The Rutgers Computer and Technology Law Journal is a student-run, law-review-style publication focusing on issues arising from the interaction of computers and other technologies with the law. Emphasis in the past has been placed on three major areas: legal aspects of the computer industry, legal ramifications of the use of computers and other special technologies, and the application of computers and new technologies to the legal profession. Other recent topics include communications and environmental regulation. Each issue includes recent developments and a complete bibliography. The journal is published semiannually, and a large part of it is written by students. Staff members are selected primarily through a writing competition, but members may also join by writing an article suitable for publication in the journal.

The Rutgers Computer and Technology Law Journal can be contacted by telephone at 973-353-5549 or by email at RutgersCompTech@gmail.com

The Women’s Rights Law Reporter is a quarterly journal of legal scholarship and feminist criticism published by students at the School of Law–Newark. Founded in 1970 by feminist activists, legal workers, and law students, and first published independently in New York City, the Women’s Rights Law Reporter moved to Rutgers in 1972 and formally affiliated with the law school in 1974. It is the oldest legal periodical in the United States focusing exclusively on the field of women’s rights law. The Women’s Rights Law Reporter examines legislative developments, significant federal and state court cases, judicial doctrines, litigation strategies, the lives and careers of prominent women jurists, the legal profession, and other areas of law or public policy relating to women’s rights.

The Women’s Rights Law Reporter can be contacted at 973-353-3106

The Rutgers Race and the Law Review provides a forum for scholarship and dialogue on race, ethnicity, and the law. Established in 1996, it is the second journal in the country to focus on the broad spectrum of multicultural issues. It addresses the concerns of people of color and covers various types of political ideologies, philosophies, and religions. Of special interests are treaties, agreements, and laws promulgated among different nations and the impact they have on people of color. Consequently, the Race Review will cover international as well as national topics of race and the law.

Most staff members of the Race Review are selected through a writing competition, and evaluation is based on writing and analytical skills. Interested applicants may also join by submitting an article suitable for publication in the Race Review.

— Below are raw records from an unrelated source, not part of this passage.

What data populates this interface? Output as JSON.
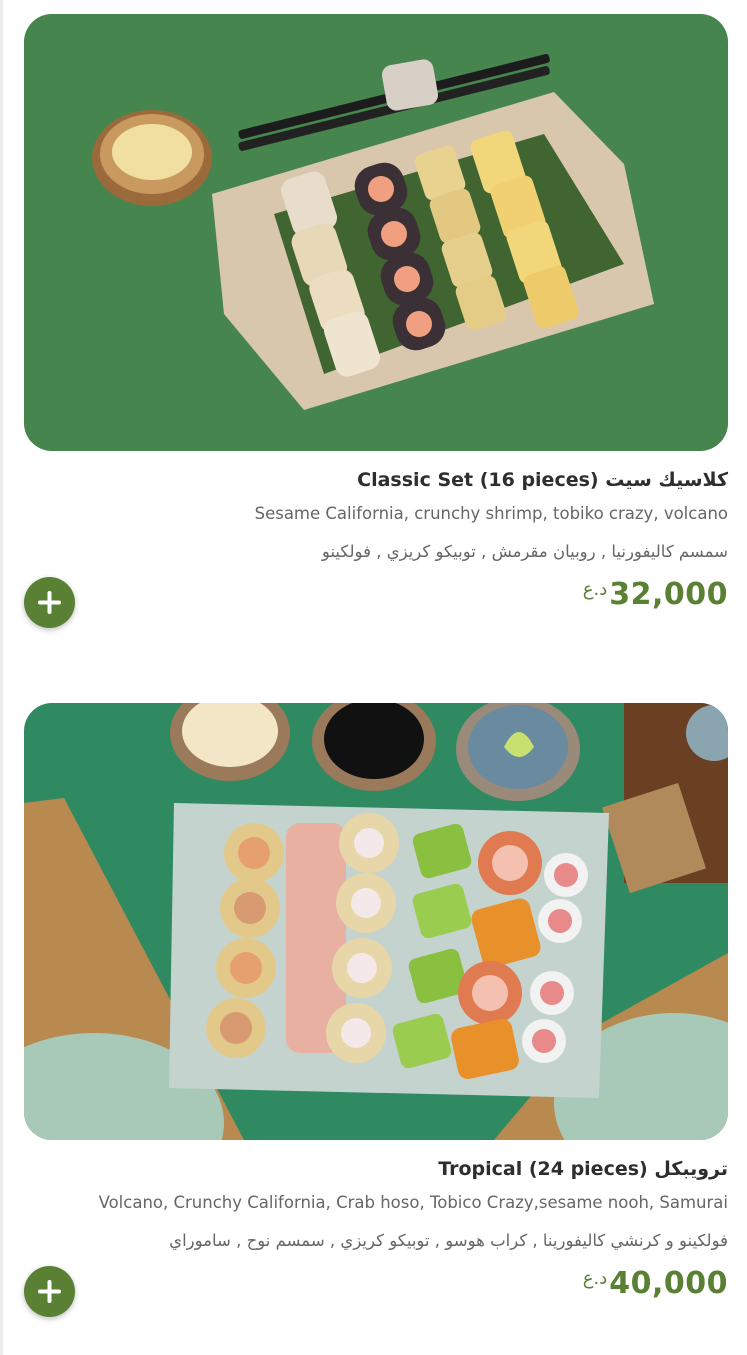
{
  "items": [
    {
      "title": "Classic Set (16 pieces) كلاسيك سيت",
      "description_en": "Sesame California, crunchy shrimp, tobiko crazy, volcano",
      "description_ar": "سمسم كاليفورنيا , روبيان مقرمش , توبيكو كريزي , فولكينو",
      "price": "32,000",
      "currency": "د.ع",
      "add_icon": "plus-icon",
      "image": "classic-set-sushi-photo"
    },
    {
      "title": "Tropical (24 pieces) ترويبكل",
      "description_en": "Volcano, Crunchy California, Crab hoso, Tobico Crazy,sesame nooh, Samurai",
      "description_ar": "فولكينو و كرنشي كاليفورينا , كراب هوسو , توبيكو كريزي , سمسم نوح , ساموراي",
      "price": "40,000",
      "currency": "د.ع",
      "add_icon": "plus-icon",
      "image": "tropical-set-sushi-photo"
    }
  ],
  "colors": {
    "accent": "#5a8034",
    "photo_background_1": "#4c8a52",
    "photo_background_2": "#2f8a62"
  }
}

The Rutgers Race and the Law Review can be contacted at 973-353-3141or by email at racelaw@pegasus.rutgers.edu.

The Rutgers Law Record is a student-run academic journal committed to publishing scholarly legal work in a paperless format. The Rutgers Law Record was the first online law journal in the United States, with many other journals across the country following its lead in online publishing. The Rutgers Law Record is a general subject matter journal that focuses on articles that provide important contributions to current legal scholarship and discourse. Its staff members are selected through a rigorous writing competition that evaluates writing, analytical, and editorial skills.

The Rutgers Law Record office can be reached at 973-353-3011or by email at lawrecord@gmail.com.